Stuttering has baffled scientists for thousands of years, but a new study has brought researchers closer to understanding this medical mystery. Researchers from the National Institute of Deafness and Other Communication Disorders have found three genetic mutations in the brain cells of people who stutter.
Over 200 Pakistani citizens – many of whom were family members - and 550 people from the United States and England were involved in the study. Approximately half were stutterers.
The gene mutations occurred in chromosome 12 and are called GNPTAB, GNPTG and NAGPA. They are located in cells in the part of the brain that controls speech and are involved in a process called cell recycling. These defected genes are thought to account for about 9% of the total cases of stuttering.
Stuttering or stammering is a disruption in the normal flow of speaking. For people with the disorder, certain syllables may be delayed, prolonged or repeated and for some may be accompanied by facial tics. It affects approximately 3 million people in the United States, according to data from the National Institutes of Health. About 60% have a close family member with the disorder.
Stuttering is usually first seen in children between the ages of 2 and 5, when they are learning to speak. Boys are more likely to be affected than girls. Most outgrow the condition, though about 1% continues to stutter into adulthood. Speech therapy is currently the most common treatment.

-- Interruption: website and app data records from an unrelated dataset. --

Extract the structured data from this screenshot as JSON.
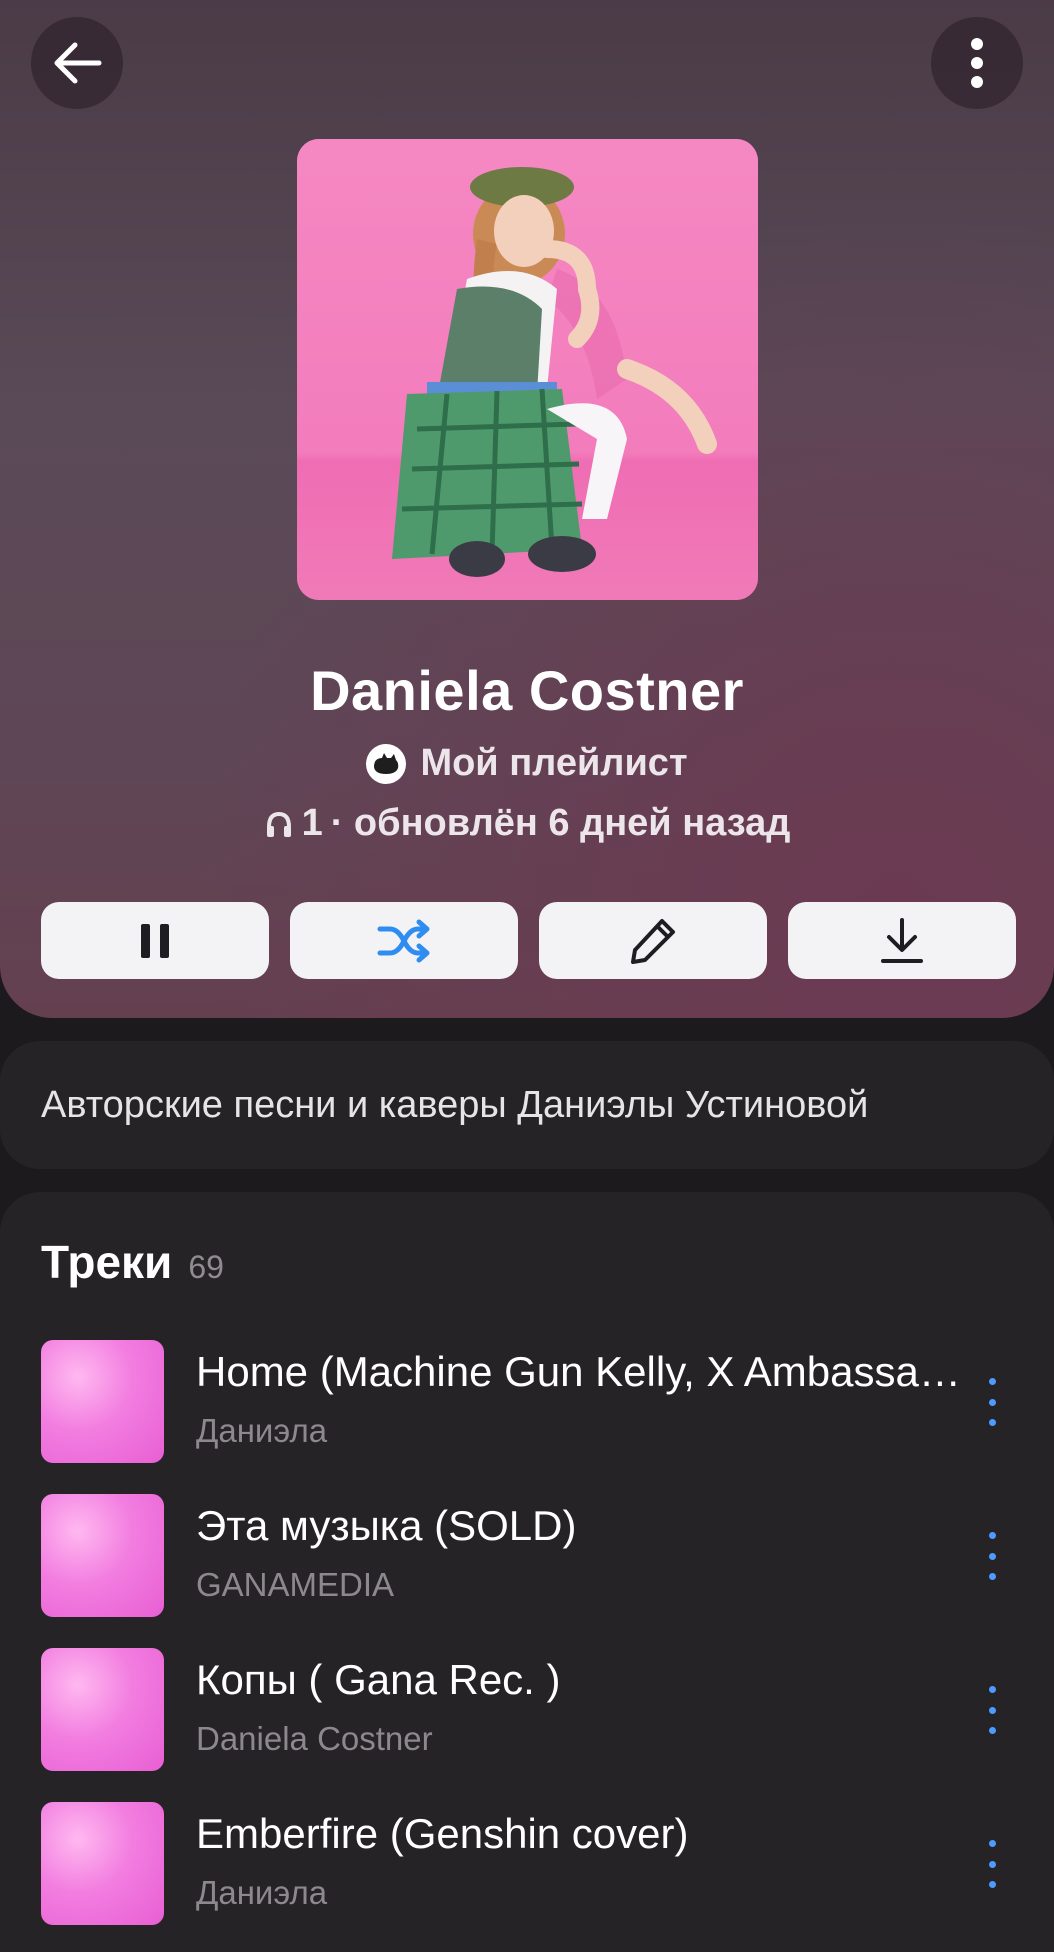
{
  "header": {
    "title": "Daniela Costner",
    "owner": "Мой плейлист",
    "listeners": "1",
    "updated": "· обновлён 6 дней назад"
  },
  "description": "Авторские песни и каверы Даниэлы Устиновой",
  "tracks_section": {
    "title": "Треки",
    "count": "69",
    "items": [
      {
        "title": "Home (Machine Gun Kelly, X Ambassadors, Bebe Rexha cover)",
        "artist": "Даниэла"
      },
      {
        "title": "Эта музыка (SOLD)",
        "artist": "GANAMEDIA"
      },
      {
        "title": "Копы ( Gana Rec. )",
        "artist": "Daniela Costner"
      },
      {
        "title": "Emberfire (Genshin cover)",
        "artist": "Даниэла"
      }
    ]
  },
  "icons": {
    "back": "arrow-left-icon",
    "more": "more-vertical-icon",
    "pause": "pause-icon",
    "shuffle": "shuffle-icon",
    "edit": "pencil-icon",
    "download": "download-icon",
    "headphones": "headphones-icon"
  },
  "colors": {
    "accent": "#4c9bff",
    "background": "#1c1a1d",
    "card": "#252326",
    "button": "#f3f3f6"
  }
}
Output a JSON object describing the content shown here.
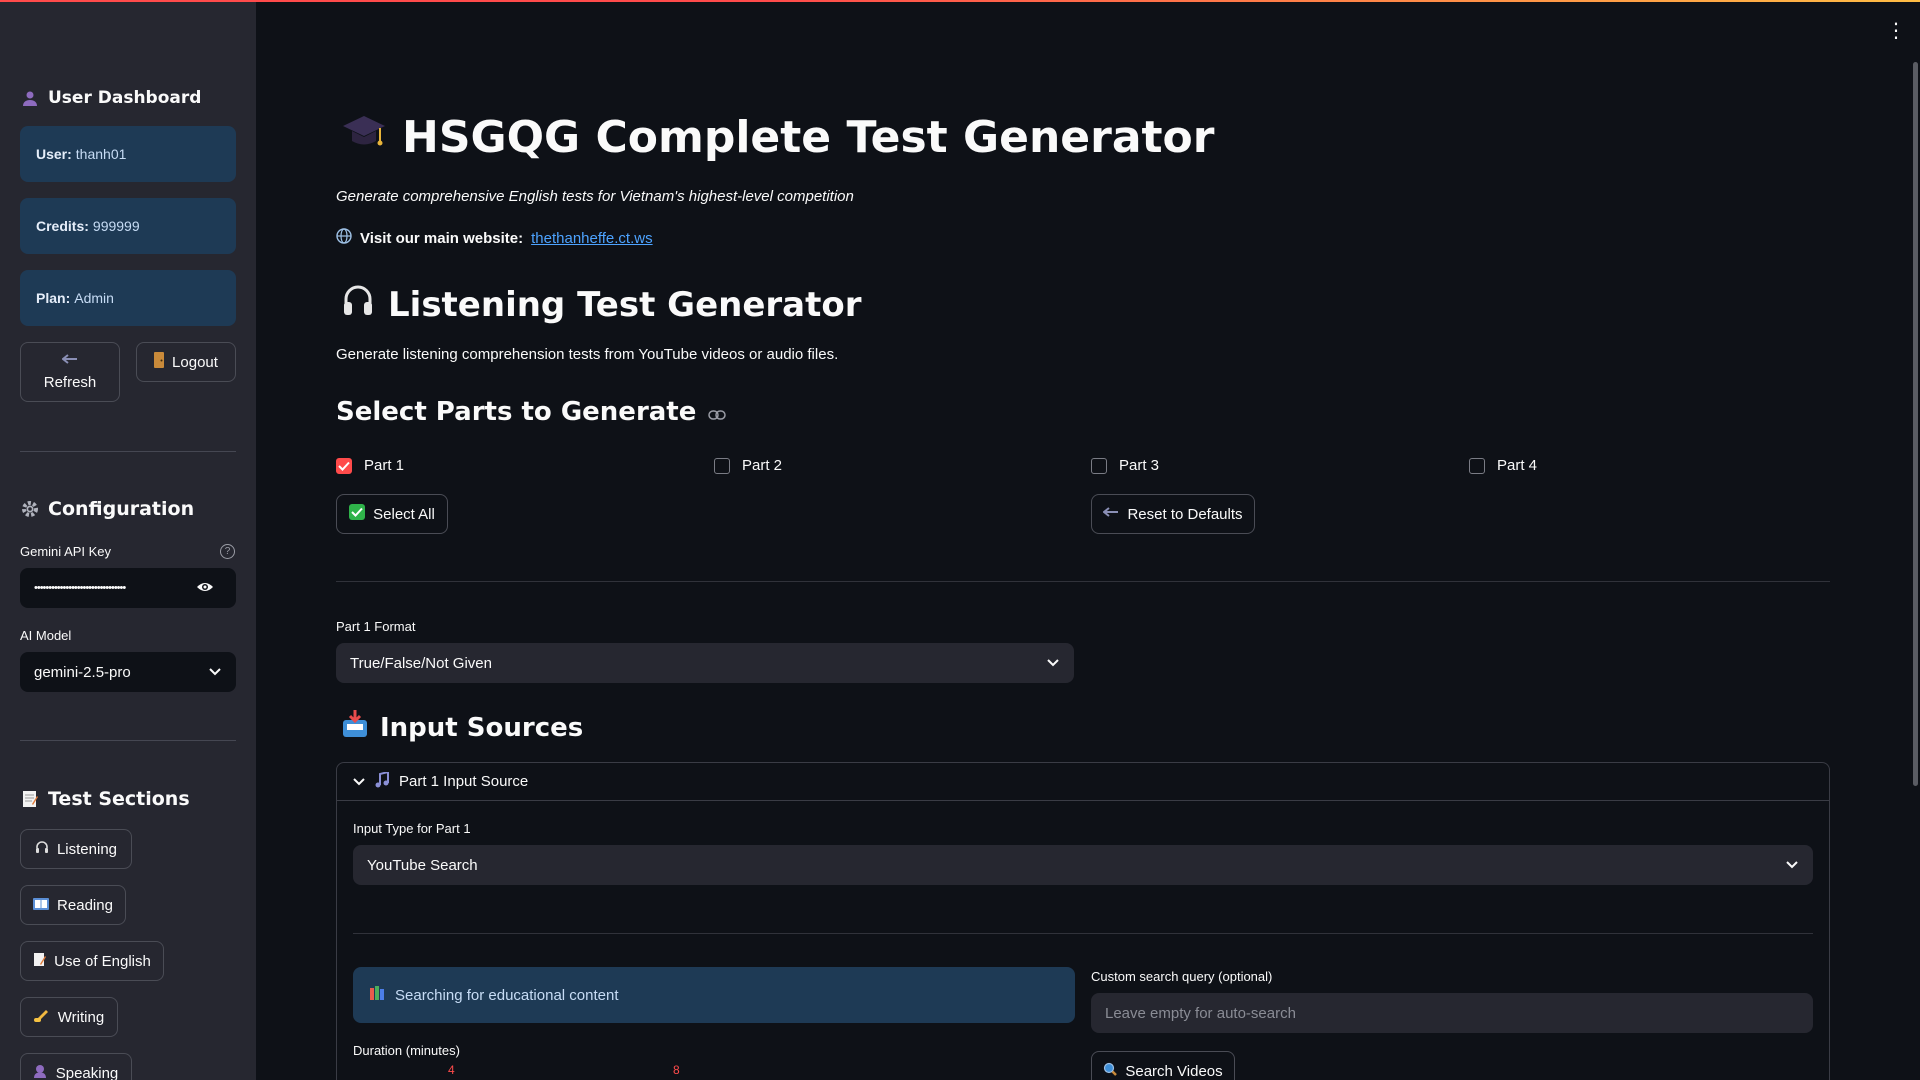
{
  "sidebar": {
    "user_dashboard": "User Dashboard",
    "user_label": "User:",
    "user_value": "thanh01",
    "credits_label": "Credits:",
    "credits_value": "999999",
    "plan_label": "Plan:",
    "plan_value": "Admin",
    "refresh_label": "Refresh",
    "logout_label": "Logout",
    "configuration": "Configuration",
    "api_key_label": "Gemini API Key",
    "api_key_value": "••••••••••••••••••••••••••••••••",
    "model_label": "AI Model",
    "model_value": "gemini-2.5-pro",
    "test_sections": "Test Sections",
    "sections": [
      "Listening",
      "Reading",
      "Use of English",
      "Writing",
      "Speaking"
    ]
  },
  "main": {
    "title": "HSGQG Complete Test Generator",
    "subtitle": "Generate comprehensive English tests for Vietnam's highest-level competition",
    "visit_label": "Visit our main website:",
    "visit_link": "thethanheffe.ct.ws",
    "listening_title": "Listening Test Generator",
    "listening_desc": "Generate listening comprehension tests from YouTube videos or audio files.",
    "select_parts_title": "Select Parts to Generate",
    "parts": [
      {
        "label": "Part 1",
        "checked": true
      },
      {
        "label": "Part 2",
        "checked": false
      },
      {
        "label": "Part 3",
        "checked": false
      },
      {
        "label": "Part 4",
        "checked": false
      }
    ],
    "select_all_label": "Select All",
    "reset_label": "Reset to Defaults",
    "part1_format_label": "Part 1 Format",
    "part1_format_value": "True/False/Not Given",
    "input_sources_title": "Input Sources",
    "expander_title": "Part 1 Input Source",
    "input_type_label": "Input Type for Part 1",
    "input_type_value": "YouTube Search",
    "searching_text": "Searching for educational content",
    "custom_query_label": "Custom search query (optional)",
    "custom_query_placeholder": "Leave empty for auto-search",
    "duration_label": "Duration (minutes)",
    "duration_min": "4",
    "duration_max": "8",
    "search_videos_label": "Search Videos"
  },
  "colors": {
    "background": "#0e1117",
    "sidebar": "#262730",
    "accent": "#ff4b4b",
    "info": "#1e3a55",
    "link": "#4da3ff"
  }
}
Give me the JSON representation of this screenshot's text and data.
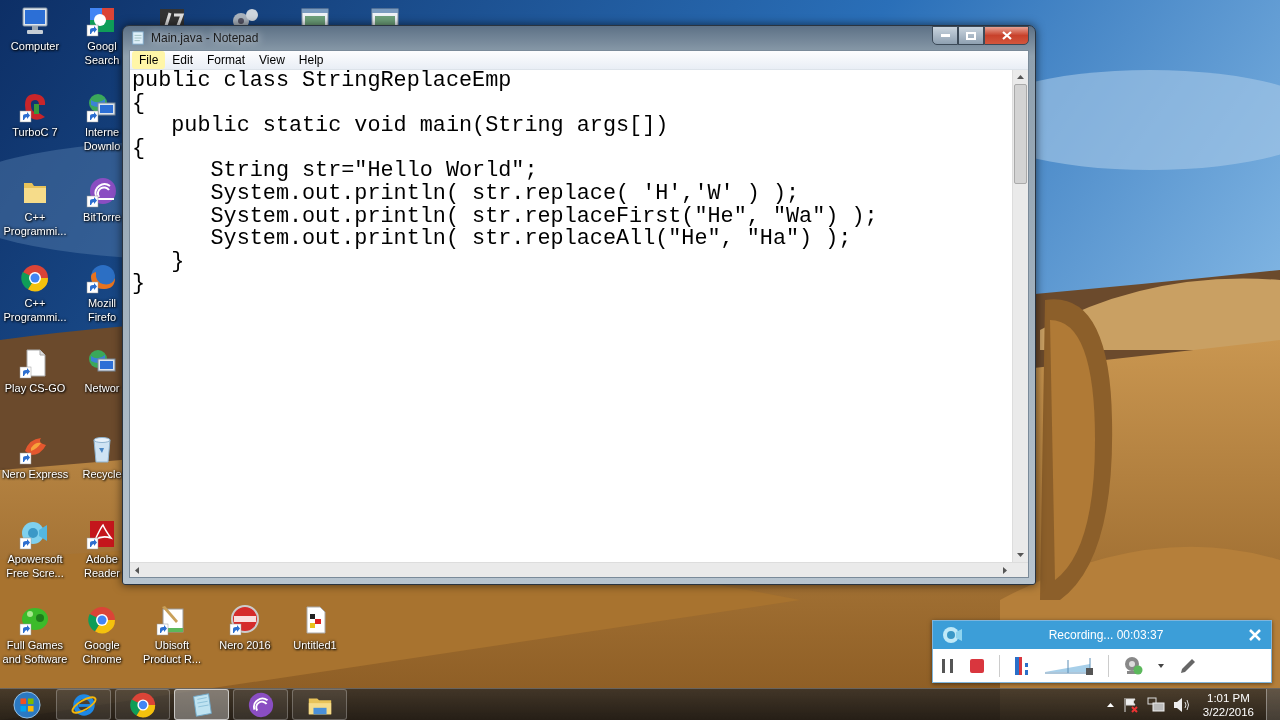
{
  "desktop": {
    "icon_columns": [
      [
        {
          "kind": "computer",
          "lines": [
            "Computer"
          ]
        },
        {
          "kind": "turbo",
          "lines": [
            "TurboC 7"
          ]
        },
        {
          "kind": "folder",
          "lines": [
            "C++",
            "Programmi..."
          ]
        },
        {
          "kind": "chrome",
          "lines": [
            "C++",
            "Programmi..."
          ]
        },
        {
          "kind": "file",
          "lines": [
            "Play CS-GO"
          ]
        },
        {
          "kind": "nero",
          "lines": [
            "Nero Express"
          ]
        },
        {
          "kind": "apowersoft",
          "lines": [
            "Apowersoft",
            "Free Scre..."
          ]
        },
        {
          "kind": "games",
          "lines": [
            "Full Games",
            "and Software"
          ]
        }
      ],
      [
        {
          "kind": "google",
          "lines": [
            "Googl",
            "Search"
          ]
        },
        {
          "kind": "idm",
          "lines": [
            "Interne",
            "Downlo"
          ]
        },
        {
          "kind": "bittorrent",
          "lines": [
            "BitTorre"
          ]
        },
        {
          "kind": "firefox",
          "lines": [
            "Mozill",
            "Firefo"
          ]
        },
        {
          "kind": "network",
          "lines": [
            "Networ"
          ]
        },
        {
          "kind": "recycle",
          "lines": [
            "Recycle"
          ]
        },
        {
          "kind": "adobe",
          "lines": [
            "Adobe",
            "Reader"
          ]
        },
        {
          "kind": "chrome",
          "lines": [
            "Google",
            "Chrome"
          ]
        }
      ]
    ],
    "top_partial_icons": [
      {
        "kind": "turbo7"
      },
      {
        "kind": "cogs"
      },
      {
        "kind": "window"
      },
      {
        "kind": "window"
      }
    ],
    "bottom_row_icons": [
      {
        "kind": "ubisoft",
        "lines": [
          "Ubisoft",
          "Product R..."
        ]
      },
      {
        "kind": "nero2016",
        "lines": [
          "Nero 2016"
        ]
      },
      {
        "kind": "untitled",
        "lines": [
          "Untitled1"
        ]
      }
    ]
  },
  "notepad": {
    "title": "Main.java - Notepad",
    "menu": [
      {
        "label": "File",
        "selected": true
      },
      {
        "label": "Edit",
        "selected": false
      },
      {
        "label": "Format",
        "selected": false
      },
      {
        "label": "View",
        "selected": false
      },
      {
        "label": "Help",
        "selected": false
      }
    ],
    "lines": [
      "public class StringReplaceEmp",
      "{",
      "   public static void main(String args[])",
      "{",
      "      String str=\"Hello World\";",
      "      System.out.println( str.replace( 'H','W' ) );",
      "      System.out.println( str.replaceFirst(\"He\", \"Wa\") );",
      "      System.out.println( str.replaceAll(\"He\", \"Ha\") );",
      "   }",
      "}"
    ]
  },
  "recorder": {
    "title": "Recording... 00:03:37",
    "tools": [
      {
        "kind": "pause"
      },
      {
        "kind": "stop"
      },
      {
        "kind": "divider"
      },
      {
        "kind": "bars"
      },
      {
        "kind": "meter"
      },
      {
        "kind": "divider"
      },
      {
        "kind": "webcam"
      },
      {
        "kind": "caret"
      },
      {
        "kind": "pencil"
      }
    ]
  },
  "taskbar": {
    "items": [
      {
        "kind": "start",
        "selected": false
      },
      {
        "kind": "ie",
        "selected": false
      },
      {
        "kind": "chrome",
        "selected": false
      },
      {
        "kind": "notepad",
        "selected": true
      },
      {
        "kind": "bittorrent",
        "selected": false
      },
      {
        "kind": "explorer",
        "selected": false
      }
    ],
    "tray": {
      "icons": [
        {
          "kind": "arrow"
        },
        {
          "kind": "flag"
        },
        {
          "kind": "network"
        },
        {
          "kind": "volume"
        }
      ],
      "time": "1:01 PM",
      "date": "3/22/2016"
    }
  }
}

People have historically thought of stuttering as being emotional in nature – a condition perhaps brought on by stress. Recognizing that stuttering is a biological disorder can bring better understanding to those afflicted.
The discovery could lead to a more specific diagnosis and treatment for the disorder. “People who are helped by one type of therapy might for instance be the people with mutations in one of these genes, whereas the people who are helped by another therapy are people with mutations in another gene that we’ve identified,” said study author Dennis Drayna.
A possible treatment, according to Drayna, is enzyme replacement therapy, where a drug containing the missing or defective enzyme is given to people with the disorder. Other possible treatments currently being studied are the schizophrenia drugs Risperdal and Zyprexa and a medication called pagoclone, used to treat anxiety and panic disorders.
The study is published in the New England Journal of Medicine.